• Your goal
Every record below must be written out exactly. Leave out the pictures.

################

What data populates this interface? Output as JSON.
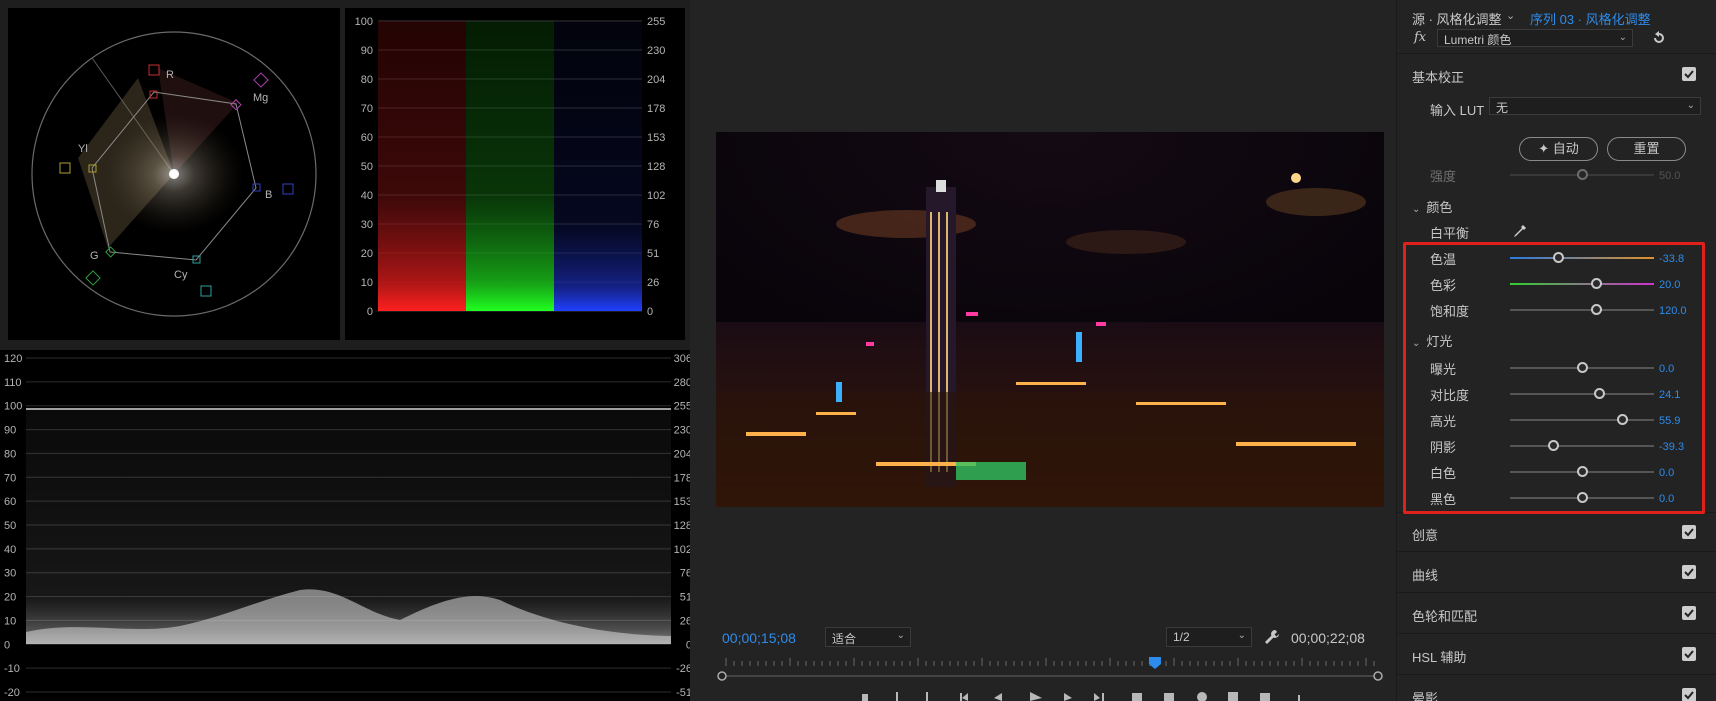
{
  "colors": {
    "accent": "#2d8ceb",
    "highlight": "#e0201a",
    "panel": "#232323",
    "scope_bg": "#000000"
  },
  "vectorscope": {
    "labels": [
      "R",
      "Mg",
      "B",
      "Cy",
      "G",
      "Yl"
    ]
  },
  "parade": {
    "left_ticks": [
      "100",
      "90",
      "80",
      "70",
      "60",
      "50",
      "40",
      "30",
      "20",
      "10",
      "0"
    ],
    "right_ticks": [
      "255",
      "230",
      "204",
      "178",
      "153",
      "128",
      "102",
      "76",
      "51",
      "26",
      "0"
    ]
  },
  "waveform": {
    "left_ticks": [
      "120",
      "110",
      "100",
      "90",
      "80",
      "70",
      "60",
      "50",
      "40",
      "30",
      "20",
      "10",
      "0",
      "-10",
      "-20"
    ],
    "right_ticks": [
      "306",
      "280",
      "255",
      "230",
      "204",
      "178",
      "153",
      "128",
      "102",
      "76",
      "51",
      "26",
      "0",
      "-26",
      "-51"
    ]
  },
  "monitor": {
    "current_time": "00;00;15;08",
    "fit": "适合",
    "resolution": "1/2",
    "duration": "00;00;22;08",
    "playhead_fraction": 0.66
  },
  "lumetri": {
    "source": "源 · 风格化调整",
    "sequence": "序列 03 · 风格化调整",
    "fx": "fx",
    "effect": "Lumetri 颜色",
    "basic": {
      "title": "基本校正",
      "lut_label": "输入 LUT",
      "lut_value": "无",
      "auto_label": "自动",
      "reset_label": "重置",
      "intensity": {
        "label": "强度",
        "value": "50.0",
        "fraction": 0.5
      },
      "color_head": "颜色",
      "white_balance": "白平衡",
      "temperature": {
        "label": "色温",
        "value": "-33.8",
        "fraction": 0.33
      },
      "tint": {
        "label": "色彩",
        "value": "20.0",
        "fraction": 0.6
      },
      "saturation": {
        "label": "饱和度",
        "value": "120.0",
        "fraction": 0.6
      },
      "light_head": "灯光",
      "exposure": {
        "label": "曝光",
        "value": "0.0",
        "fraction": 0.5
      },
      "contrast": {
        "label": "对比度",
        "value": "24.1",
        "fraction": 0.62
      },
      "highlights": {
        "label": "高光",
        "value": "55.9",
        "fraction": 0.78
      },
      "shadows": {
        "label": "阴影",
        "value": "-39.3",
        "fraction": 0.3
      },
      "whites": {
        "label": "白色",
        "value": "0.0",
        "fraction": 0.5
      },
      "blacks": {
        "label": "黑色",
        "value": "0.0",
        "fraction": 0.5
      }
    },
    "sections": [
      "创意",
      "曲线",
      "色轮和匹配",
      "HSL 辅助",
      "晕影"
    ]
  }
}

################

• Task answer
What data populates this interface? Output as JSON.
{
  "colors": {
    "accent": "#2d8ceb",
    "highlight": "#e0201a",
    "panel": "#232323",
    "scope_bg": "#000000"
  },
  "vectorscope": {
    "labels": [
      "R",
      "Mg",
      "B",
      "Cy",
      "G",
      "Yl"
    ]
  },
  "parade": {
    "left_ticks": [
      "100",
      "90",
      "80",
      "70",
      "60",
      "50",
      "40",
      "30",
      "20",
      "10",
      "0"
    ],
    "right_ticks": [
      "255",
      "230",
      "204",
      "178",
      "153",
      "128",
      "102",
      "76",
      "51",
      "26",
      "0"
    ]
  },
  "waveform": {
    "left_ticks": [
      "120",
      "110",
      "100",
      "90",
      "80",
      "70",
      "60",
      "50",
      "40",
      "30",
      "20",
      "10",
      "0",
      "-10",
      "-20"
    ],
    "right_ticks": [
      "306",
      "280",
      "255",
      "230",
      "204",
      "178",
      "153",
      "128",
      "102",
      "76",
      "51",
      "26",
      "0",
      "-26",
      "-51"
    ]
  },
  "monitor": {
    "current_time": "00;00;15;08",
    "fit": "适合",
    "resolution": "1/2",
    "duration": "00;00;22;08",
    "playhead_fraction": 0.66
  },
  "lumetri": {
    "source": "源 · 风格化调整",
    "sequence": "序列 03 · 风格化调整",
    "fx": "fx",
    "effect": "Lumetri 颜色",
    "basic": {
      "title": "基本校正",
      "lut_label": "输入 LUT",
      "lut_value": "无",
      "auto_label": "自动",
      "reset_label": "重置",
      "intensity": {
        "label": "强度",
        "value": "50.0",
        "fraction": 0.5
      },
      "color_head": "颜色",
      "white_balance": "白平衡",
      "temperature": {
        "label": "色温",
        "value": "-33.8",
        "fraction": 0.33
      },
      "tint": {
        "label": "色彩",
        "value": "20.0",
        "fraction": 0.6
      },
      "saturation": {
        "label": "饱和度",
        "value": "120.0",
        "fraction": 0.6
      },
      "light_head": "灯光",
      "exposure": {
        "label": "曝光",
        "value": "0.0",
        "fraction": 0.5
      },
      "contrast": {
        "label": "对比度",
        "value": "24.1",
        "fraction": 0.62
      },
      "highlights": {
        "label": "高光",
        "value": "55.9",
        "fraction": 0.78
      },
      "shadows": {
        "label": "阴影",
        "value": "-39.3",
        "fraction": 0.3
      },
      "whites": {
        "label": "白色",
        "value": "0.0",
        "fraction": 0.5
      },
      "blacks": {
        "label": "黑色",
        "value": "0.0",
        "fraction": 0.5
      }
    },
    "sections": [
      "创意",
      "曲线",
      "色轮和匹配",
      "HSL 辅助",
      "晕影"
    ]
  }
}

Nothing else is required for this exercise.